• _What you need to do_: A word-for-word copy of the records is needed, with every picture left out.
⁂
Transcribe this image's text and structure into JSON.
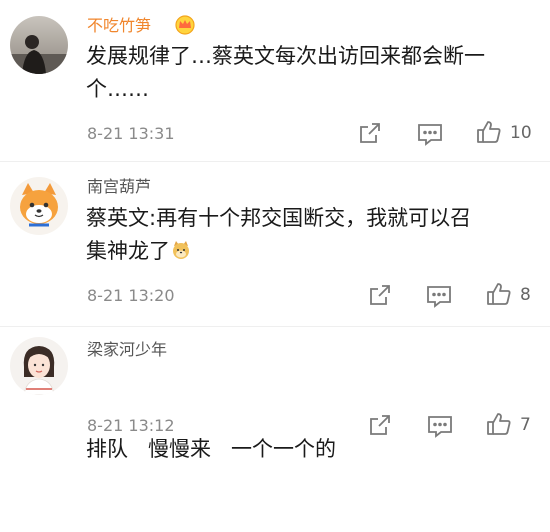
{
  "comments": [
    {
      "username": "不吃竹笋",
      "username_color": "#f0862d",
      "content_line1": "发展规律了…蔡英文每次出访回来都会断一",
      "content_line2": "个……",
      "timestamp": "8-21 13:31",
      "likes": "10",
      "has_vip_badge": true
    },
    {
      "username": "南宫葫芦",
      "username_color": "#555555",
      "content_line1": "蔡英文:再有十个邦交国断交，我就可以召",
      "content_line2": "集神龙了",
      "emoji": "doge-emoji",
      "timestamp": "8-21 13:20",
      "likes": "8"
    },
    {
      "username": "梁家河少年",
      "username_color": "#555555",
      "content_line1": "排队   慢慢来   一个一个的",
      "timestamp": "8-21 13:12",
      "likes": "7"
    }
  ],
  "icons": {
    "share": "share-icon",
    "comment": "comment-icon",
    "like": "thumbs-up-icon"
  }
}
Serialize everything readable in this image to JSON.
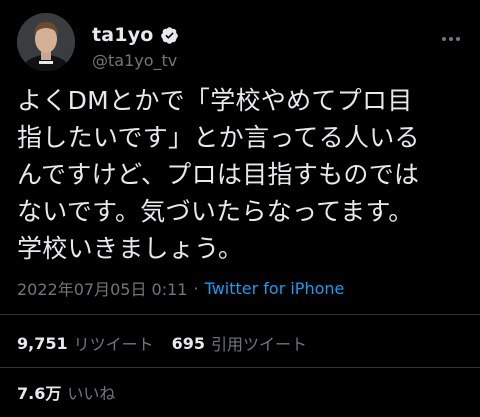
{
  "user": {
    "display_name": "ta1yo",
    "handle": "@ta1yo_tv",
    "verified_icon": "verified-badge-icon",
    "avatar_icon": "profile-avatar"
  },
  "tweet": {
    "text": "よくDMとかで「学校やめてプロ目\n指したいです」とか言ってる人いる\nんですけど、プロは目指すものでは\nないです。気づいたらなってます。\n学校いきましょう。",
    "timestamp": "2022年07月05日 0:11",
    "separator": "·",
    "source": "Twitter for iPhone"
  },
  "stats": {
    "retweets_count": "9,751",
    "retweets_label": "リツイート",
    "quotes_count": "695",
    "quotes_label": "引用ツイート",
    "likes_count": "7.6万",
    "likes_label": "いいね"
  },
  "colors": {
    "background": "#000000",
    "text": "#e7e9ea",
    "secondary": "#71767b",
    "link": "#1d9bf0",
    "divider": "#2f3336"
  }
}
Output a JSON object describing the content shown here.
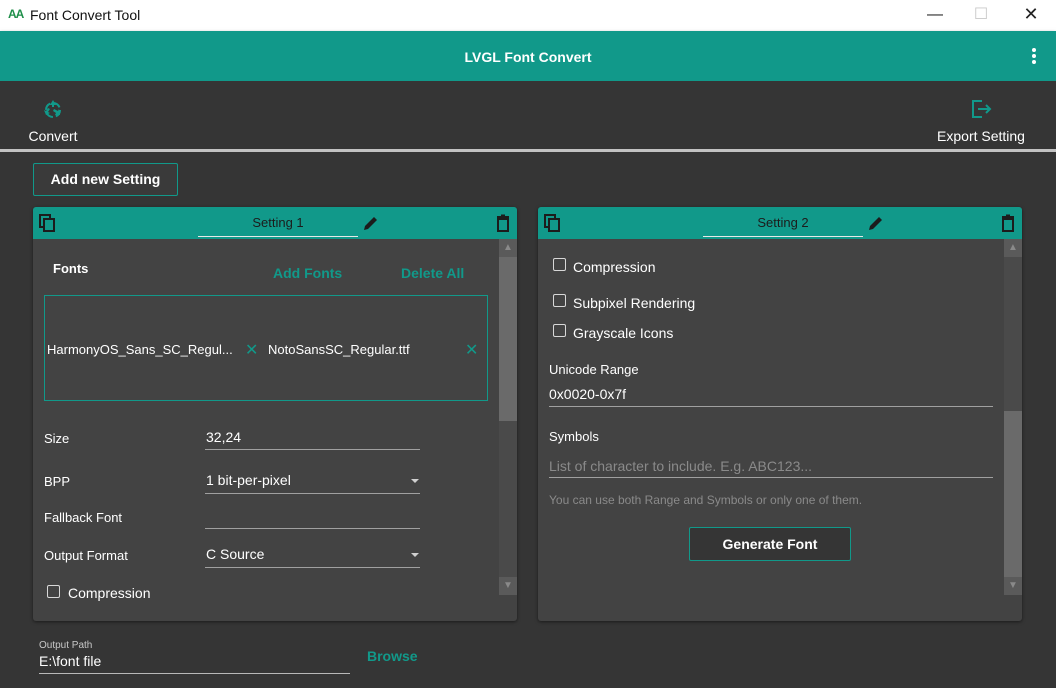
{
  "window": {
    "icon_text": "AA",
    "title": "Font Convert Tool",
    "minimize": "—",
    "maximize": "☐",
    "close": "✕"
  },
  "appbar": {
    "title": "LVGL Font Convert"
  },
  "toolbar": {
    "convert_label": "Convert",
    "export_label": "Export Setting"
  },
  "add_setting_label": "Add new Setting",
  "settings": [
    {
      "title": "Setting 1",
      "fonts_label": "Fonts",
      "add_fonts": "Add Fonts",
      "delete_all": "Delete All",
      "fonts": [
        "HarmonyOS_Sans_SC_Regul...",
        "NotoSansSC_Regular.ttf"
      ],
      "remove_icon": "✕",
      "size_label": "Size",
      "size_value": "32,24",
      "bpp_label": "BPP",
      "bpp_value": "1 bit-per-pixel",
      "fallback_label": "Fallback Font",
      "fallback_value": "",
      "output_format_label": "Output Format",
      "output_format_value": "C Source",
      "compression_label": "Compression"
    },
    {
      "title": "Setting 2",
      "compression_label": "Compression",
      "subpixel_label": "Subpixel Rendering",
      "grayscale_label": "Grayscale Icons",
      "unicode_label": "Unicode Range",
      "unicode_value": "0x0020-0x7f",
      "symbols_label": "Symbols",
      "symbols_placeholder": "List of character to include. E.g. ABC123...",
      "hint": "You can use both Range and Symbols or only one of them.",
      "generate_label": "Generate Font"
    }
  ],
  "output": {
    "label": "Output Path",
    "value": "E:\\font file",
    "browse_label": "Browse"
  },
  "colors": {
    "accent": "#11998a",
    "background": "#353535",
    "card": "#434343"
  },
  "icons": {
    "convert": "recycle-icon",
    "export": "export-icon",
    "copy": "copy-icon",
    "edit": "pencil-icon",
    "delete": "trash-icon"
  }
}
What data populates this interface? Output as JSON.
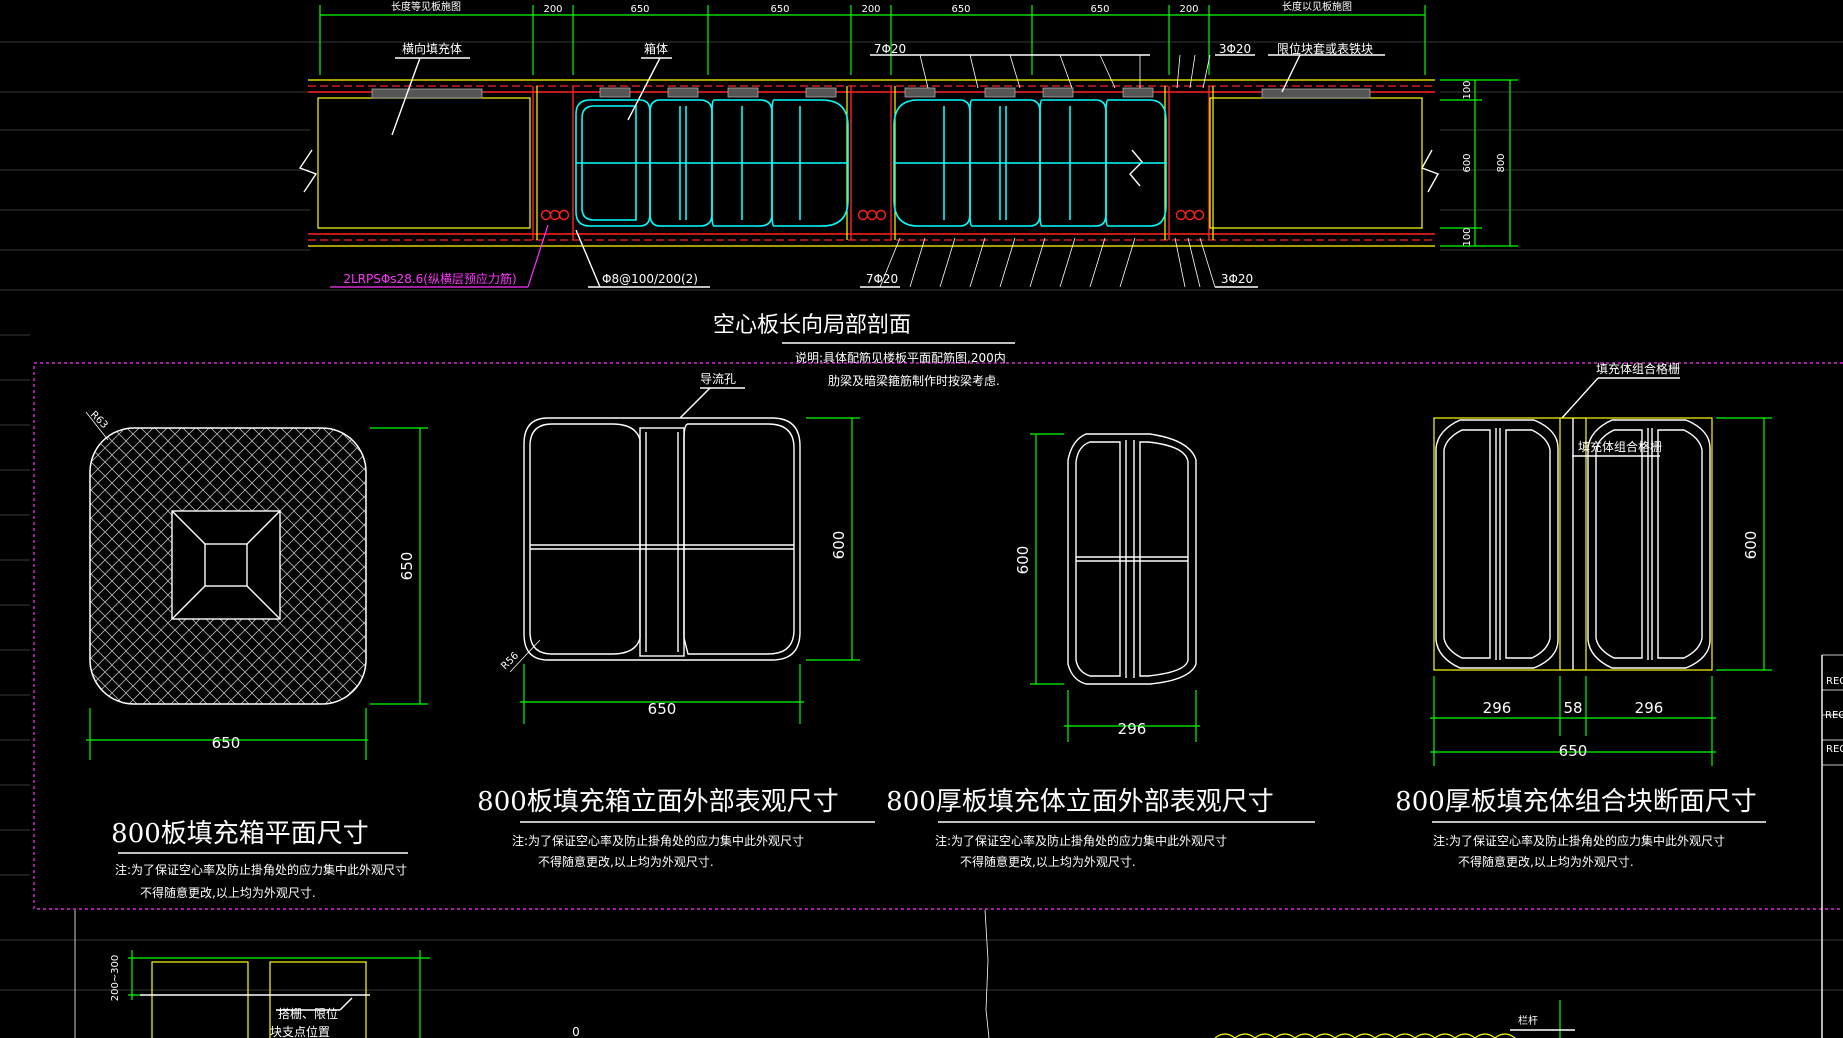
{
  "top_section": {
    "dims_top": [
      "200",
      "650",
      "650",
      "200",
      "650",
      "650",
      "200"
    ],
    "dim_side_left_label": "长度等见板施图",
    "dim_side_right_label": "长度以见板施图",
    "leader_filler": "横向填充体",
    "leader_box": "箱体",
    "leader_7phi20_top": "7Φ20",
    "leader_3phi20_top": "3Φ20",
    "leader_limit": "限位块套或表铁块",
    "leader_pt": "2LRPSΦs28.6(纵横层预应力筋)",
    "leader_stirrup": "Φ8@100/200(2)",
    "leader_7phi20_bottom": "7Φ20",
    "leader_3phi20_bottom": "3Φ20",
    "right_dims": [
      "100",
      "600",
      "100"
    ],
    "right_total": "800",
    "title": "空心板长向局部剖面",
    "note_line1": "说明:具体配筋见楼板平面配筋图,200内",
    "note_line2": "肋梁及暗梁箍筋制作时按梁考虑."
  },
  "panel1": {
    "corner_label": "R63",
    "dim_height": "650",
    "dim_width": "650",
    "title": "800板填充箱平面尺寸",
    "note_line1": "注:为了保证空心率及防止掛角处的应力集中此外观尺寸",
    "note_line2": "不得随意更改,以上均为外观尺寸."
  },
  "panel2": {
    "leader": "导流孔",
    "corner_label": "R56",
    "dim_height": "600",
    "dim_width": "650",
    "title": "800板填充箱立面外部表观尺寸",
    "note_line1": "注:为了保证空心率及防止掛角处的应力集中此外观尺寸",
    "note_line2": "不得随意更改,以上均为外观尺寸."
  },
  "panel3": {
    "dim_height": "600",
    "dim_width": "296",
    "title": "800厚板填充体立面外部表观尺寸",
    "note_line1": "注:为了保证空心率及防止掛角处的应力集中此外观尺寸",
    "note_line2": "不得随意更改,以上均为外观尺寸."
  },
  "panel4": {
    "leader_top": "填充体组合格栅",
    "leader_mid": "填充体组合格栅",
    "dim_height": "600",
    "dim_parts": [
      "296",
      "58",
      "296"
    ],
    "dim_total": "650",
    "title": "800厚板填充体组合块断面尺寸",
    "note_line1": "注:为了保证空心率及防止掛角处的应力集中此外观尺寸",
    "note_line2": "不得随意更改,以上均为外观尺寸."
  },
  "bottom": {
    "dim_vertical": "200~300",
    "leader": "搭栅、限位",
    "leader_line2": "块支点位置",
    "small_label": "0",
    "right_label": "栏杆"
  },
  "sidebar_labels": [
    "REGI",
    "REGIS",
    "REGI"
  ],
  "colors": {
    "dimension": "#00ff00",
    "outline": "#ffffff",
    "box": "#00ffff",
    "rebar": "#ff2222",
    "annotation": "#ff33ff",
    "frame": "#ffff00"
  }
}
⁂
• _Answer box_:
Transcribe this image's text and structure into JSON.
{
  "comments": [
    {
      "username": "不吃竹笋",
      "username_color": "#f0862d",
      "content_line1": "发展规律了…蔡英文每次出访回来都会断一",
      "content_line2": "个……",
      "timestamp": "8-21 13:31",
      "likes": "10",
      "has_vip_badge": true
    },
    {
      "username": "南宫葫芦",
      "username_color": "#555555",
      "content_line1": "蔡英文:再有十个邦交国断交，我就可以召",
      "content_line2": "集神龙了",
      "emoji": "doge-emoji",
      "timestamp": "8-21 13:20",
      "likes": "8"
    },
    {
      "username": "梁家河少年",
      "username_color": "#555555",
      "content_line1": "排队   慢慢来   一个一个的",
      "timestamp": "8-21 13:12",
      "likes": "7"
    }
  ],
  "icons": {
    "share": "share-icon",
    "comment": "comment-icon",
    "like": "thumbs-up-icon"
  }
}
Serialize everything readable in this image to JSON.
{
  "user": {
    "display_name": "ta1yo",
    "handle": "@ta1yo_tv",
    "verified_icon": "verified-badge-icon",
    "avatar_icon": "profile-avatar"
  },
  "tweet": {
    "text": "よくDMとかで「学校やめてプロ目\n指したいです」とか言ってる人いる\nんですけど、プロは目指すものでは\nないです。気づいたらなってます。\n学校いきましょう。",
    "timestamp": "2022年07月05日 0:11",
    "separator": "·",
    "source": "Twitter for iPhone"
  },
  "stats": {
    "retweets_count": "9,751",
    "retweets_label": "リツイート",
    "quotes_count": "695",
    "quotes_label": "引用ツイート",
    "likes_count": "7.6万",
    "likes_label": "いいね"
  },
  "colors": {
    "background": "#000000",
    "text": "#e7e9ea",
    "secondary": "#71767b",
    "link": "#1d9bf0",
    "divider": "#2f3336"
  }
}
Output a JSON object describing the content shown here.
{
  "window": {
    "icon_text": "AA",
    "title": "Font Convert Tool",
    "minimize": "—",
    "maximize": "☐",
    "close": "✕"
  },
  "appbar": {
    "title": "LVGL Font Convert"
  },
  "toolbar": {
    "convert_label": "Convert",
    "export_label": "Export Setting"
  },
  "add_setting_label": "Add new Setting",
  "settings": [
    {
      "title": "Setting 1",
      "fonts_label": "Fonts",
      "add_fonts": "Add Fonts",
      "delete_all": "Delete All",
      "fonts": [
        "HarmonyOS_Sans_SC_Regul...",
        "NotoSansSC_Regular.ttf"
      ],
      "remove_icon": "✕",
      "size_label": "Size",
      "size_value": "32,24",
      "bpp_label": "BPP",
      "bpp_value": "1 bit-per-pixel",
      "fallback_label": "Fallback Font",
      "fallback_value": "",
      "output_format_label": "Output Format",
      "output_format_value": "C Source",
      "compression_label": "Compression"
    },
    {
      "title": "Setting 2",
      "compression_label": "Compression",
      "subpixel_label": "Subpixel Rendering",
      "grayscale_label": "Grayscale Icons",
      "unicode_label": "Unicode Range",
      "unicode_value": "0x0020-0x7f",
      "symbols_label": "Symbols",
      "symbols_placeholder": "List of character to include. E.g. ABC123...",
      "hint": "You can use both Range and Symbols or only one of them.",
      "generate_label": "Generate Font"
    }
  ],
  "output": {
    "label": "Output Path",
    "value": "E:\\font file",
    "browse_label": "Browse"
  },
  "colors": {
    "accent": "#11998a",
    "background": "#353535",
    "card": "#434343"
  },
  "icons": {
    "convert": "recycle-icon",
    "export": "export-icon",
    "copy": "copy-icon",
    "edit": "pencil-icon",
    "delete": "trash-icon"
  }
}
What data populates this interface? Output as JSON.
{
  "top_section": {
    "dims_top": [
      "200",
      "650",
      "650",
      "200",
      "650",
      "650",
      "200"
    ],
    "dim_side_left_label": "长度等见板施图",
    "dim_side_right_label": "长度以见板施图",
    "leader_filler": "横向填充体",
    "leader_box": "箱体",
    "leader_7phi20_top": "7Φ20",
    "leader_3phi20_top": "3Φ20",
    "leader_limit": "限位块套或表铁块",
    "leader_pt": "2LRPSΦs28.6(纵横层预应力筋)",
    "leader_stirrup": "Φ8@100/200(2)",
    "leader_7phi20_bottom": "7Φ20",
    "leader_3phi20_bottom": "3Φ20",
    "right_dims": [
      "100",
      "600",
      "100"
    ],
    "right_total": "800",
    "title": "空心板长向局部剖面",
    "note_line1": "说明:具体配筋见楼板平面配筋图,200内",
    "note_line2": "肋梁及暗梁箍筋制作时按梁考虑."
  },
  "panel1": {
    "corner_label": "R63",
    "dim_height": "650",
    "dim_width": "650",
    "title": "800板填充箱平面尺寸",
    "note_line1": "注:为了保证空心率及防止掛角处的应力集中此外观尺寸",
    "note_line2": "不得随意更改,以上均为外观尺寸."
  },
  "panel2": {
    "leader": "导流孔",
    "corner_label": "R56",
    "dim_height": "600",
    "dim_width": "650",
    "title": "800板填充箱立面外部表观尺寸",
    "note_line1": "注:为了保证空心率及防止掛角处的应力集中此外观尺寸",
    "note_line2": "不得随意更改,以上均为外观尺寸."
  },
  "panel3": {
    "dim_height": "600",
    "dim_width": "296",
    "title": "800厚板填充体立面外部表观尺寸",
    "note_line1": "注:为了保证空心率及防止掛角处的应力集中此外观尺寸",
    "note_line2": "不得随意更改,以上均为外观尺寸."
  },
  "panel4": {
    "leader_top": "填充体组合格栅",
    "leader_mid": "填充体组合格栅",
    "dim_height": "600",
    "dim_parts": [
      "296",
      "58",
      "296"
    ],
    "dim_total": "650",
    "title": "800厚板填充体组合块断面尺寸",
    "note_line1": "注:为了保证空心率及防止掛角处的应力集中此外观尺寸",
    "note_line2": "不得随意更改,以上均为外观尺寸."
  },
  "bottom": {
    "dim_vertical": "200~300",
    "leader": "搭栅、限位",
    "leader_line2": "块支点位置",
    "small_label": "0",
    "right_label": "栏杆"
  },
  "sidebar_labels": [
    "REGI",
    "REGIS",
    "REGI"
  ],
  "colors": {
    "dimension": "#00ff00",
    "outline": "#ffffff",
    "box": "#00ffff",
    "rebar": "#ff2222",
    "annotation": "#ff33ff",
    "frame": "#ffff00"
  }
}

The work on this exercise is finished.